Prospects for Israeli–Palestinian peace more remote than ever
22 Mar 2023|

A massive double crisis is emerging between the Jordan River and the Mediterranean. Both Israel and the Palestinian Authority are confronting internal challenges that have cast shadows over their futures, and fast-rising tensions between the two sides are approaching a breaking point.

In Israel, Benjamin Netanyahu has returned to power by allying himself with extreme ultra-Orthodox and right-wing parties that are determined to change the very nature of Israel’s constitutional order. Among other things, the government is pursuing reforms that will politicise the judiciary and strip it of its most important powers, as well as threatening to eliminate any remaining possibility of achieving a sustainable two-state solution to the Israeli–Palestinian question.

Meanwhile, Israelis have taken to the streets en masse to protest the government’s proposals. In a recent speech unveiling his own ‘people’s directive’ to end the crisis, Israeli President Isaac Herzog warned that the risk of a civil war cannot be dismissed. Within minutes of the proposal being released, Netanyahu’s government had already rejected it. Barring some miracle, Israel will continue to descend into the deepest domestic political crisis since its founding. The nature of the Israeli state that will emerge from this crucible is now an open question.

Gone are the days of the Oslo Accords, which offered hope of a resolution to the Israeli–Palestinian conflict by establishing structures and pathways for achieving a two-state solution. Fundamentalist forces on both sides have challenged this process from the very start, but never before have these forces been so powerful. The gradual downward slide that has been underway for many years is accelerating, erasing what was left of the legacy of Oslo.

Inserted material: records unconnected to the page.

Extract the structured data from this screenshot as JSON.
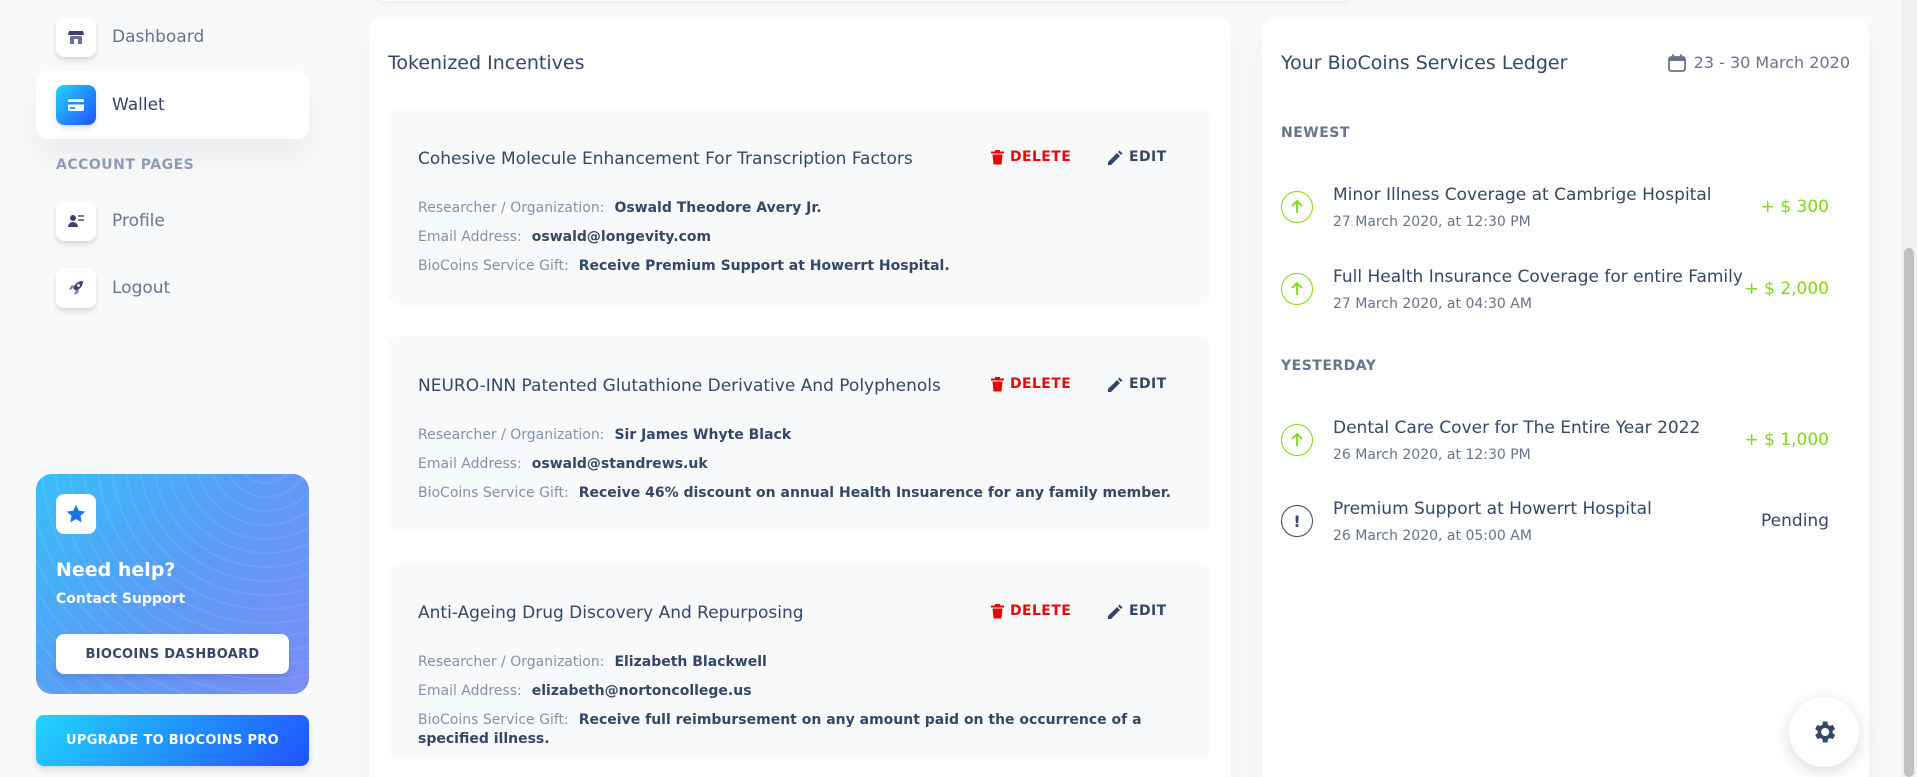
{
  "sidebar": {
    "items": [
      {
        "label": "Dashboard",
        "icon": "shop-icon",
        "active": false
      },
      {
        "label": "Wallet",
        "icon": "credit-card-icon",
        "active": true
      }
    ],
    "section_label": "ACCOUNT PAGES",
    "account_items": [
      {
        "label": "Profile",
        "icon": "user-card-icon"
      },
      {
        "label": "Logout",
        "icon": "rocket-icon"
      }
    ],
    "help": {
      "title": "Need help?",
      "subtitle": "Contact Support",
      "button": "BIOCOINS DASHBOARD"
    },
    "upgrade_button": "UPGRADE TO BIOCOINS PRO"
  },
  "incentives": {
    "title": "Tokenized Incentives",
    "delete_label": "DELETE",
    "edit_label": "EDIT",
    "labels": {
      "researcher": "Researcher / Organization:",
      "email": "Email Address:",
      "gift": "BioCoins Service Gift:"
    },
    "items": [
      {
        "name": "Cohesive Molecule Enhancement For Transcription Factors",
        "researcher": "Oswald Theodore Avery Jr.",
        "email": "oswald@longevity.com",
        "gift": "Receive Premium Support at Howerrt Hospital."
      },
      {
        "name": "NEURO-INN Patented Glutathione Derivative And Polyphenols",
        "researcher": "Sir James Whyte Black",
        "email": "oswald@standrews.uk",
        "gift": "Receive 46% discount on annual Health Insuarence for any family member."
      },
      {
        "name": "Anti-Ageing Drug Discovery And Repurposing",
        "researcher": "Elizabeth Blackwell",
        "email": "elizabeth@nortoncollege.us",
        "gift": "Receive full reimbursement on any amount paid on the occurrence of a specified illness."
      }
    ]
  },
  "ledger": {
    "title": "Your BioCoins Services Ledger",
    "date_range": "23 - 30 March 2020",
    "sections": [
      {
        "label": "NEWEST",
        "transactions": [
          {
            "title": "Minor Illness Coverage at Cambrige Hospital",
            "date": "27 March 2020, at 12:30 PM",
            "amount": "+ $ 300",
            "status": "up"
          },
          {
            "title": "Full Health Insurance Coverage for entire Family",
            "date": "27 March 2020, at 04:30 AM",
            "amount": "+ $ 2,000",
            "status": "up"
          }
        ]
      },
      {
        "label": "YESTERDAY",
        "transactions": [
          {
            "title": "Dental Care Cover for The Entire Year 2022",
            "date": "26 March 2020, at 12:30 PM",
            "amount": "+ $ 1,000",
            "status": "up"
          },
          {
            "title": "Premium Support at Howerrt Hospital",
            "date": "26 March 2020, at 05:00 AM",
            "amount": "Pending",
            "status": "pending"
          }
        ]
      }
    ]
  },
  "colors": {
    "accent_gradient_start": "#2152ff",
    "accent_gradient_end": "#21d4fd",
    "danger": "#ea0606",
    "success": "#82d616",
    "text_dark": "#344767",
    "text_muted": "#67748e"
  }
}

What remains today is little more than the rapidly crumbling ruins of what the accords once set up. Most Israelis no longer seem to care much about what’s happening in the occupied Palestinian territories, as long as their own security is assured.

On the other side of Israel’s high separation barrier walling off the West Bank, the Palestinian Authority is also spiralling into a crisis of legitimacy—albeit one that is perhaps less immediate than on the Israeli side. Recent polls show that a large majority of Palestinians have lost faith in the PA and favour abolishing it. PA President Mahmoud Abbas’s government has delivered neither peace nor prosperity. As Palestinians watch Israeli illegal settlements encroach on their lands while they suffer the daily humiliations of the occupation regime, they seem increasingly ready to give their support to those who want to take up arms.

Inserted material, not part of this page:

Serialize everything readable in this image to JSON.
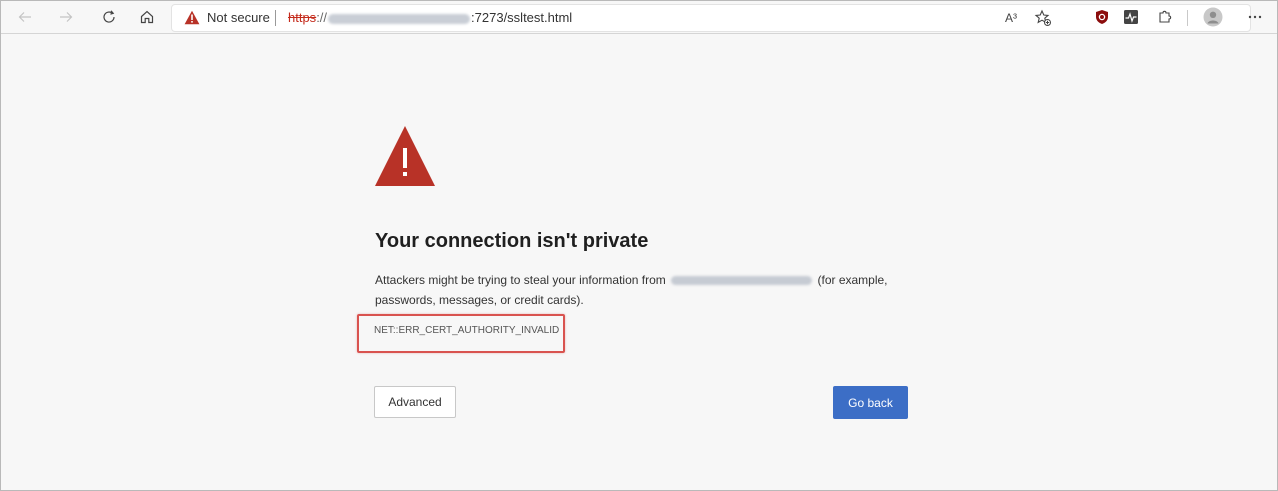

These trends on both sides threaten to create a vicious cycle of violence and conflict that will be far worse than the occasional, explosive flare-ups over Gaza (which, sadly, have become more or less routine).

Making matters worse, at the level of international diplomacy, there’s a palpable fatigue about the so-called Middle East peace process. Many Arab countries have understandably moved on, even developing their own political and economic relations with Israel. With Russia bombarding Ukrainian civilians, the European Union is otherwise occupied—and even if it didn’t have a war on its borders, it is less internally united on the Israeli–Palestinian conflict than in the past.

Likewise, even though US President Joe Biden’s administration still voices support for a two-state solution, it hasn’t reversed any of the dangerous and illegal steps that Donald Trump’s administration took when it was cosying up to Netanyahu and further unravelling the conditions for making a two-state solution possible. It’s not difficult to understand why more Palestinians have succumbed to despair.

As we enter the season of Ramadan (March 22 – April 20) and Passover (April 5–13), passions are bound to rise even further. At least 100 people have already been killed in various West Bank clashes so far this year, and civilians on both sides have fallen victim to terrorist attacks. Pretty much everyone expects the situation to go from bad to worse in the weeks and months ahead.

The days of Oslo are long gone. The prospects for peace will not be revived without a fundamental reordering of the issues in one direction or the other. The big question, then, is whether international diplomacy, dormant for years, can be revived. If not, the most likely outcome will be another eruption of major violence and possibly a prolonged war.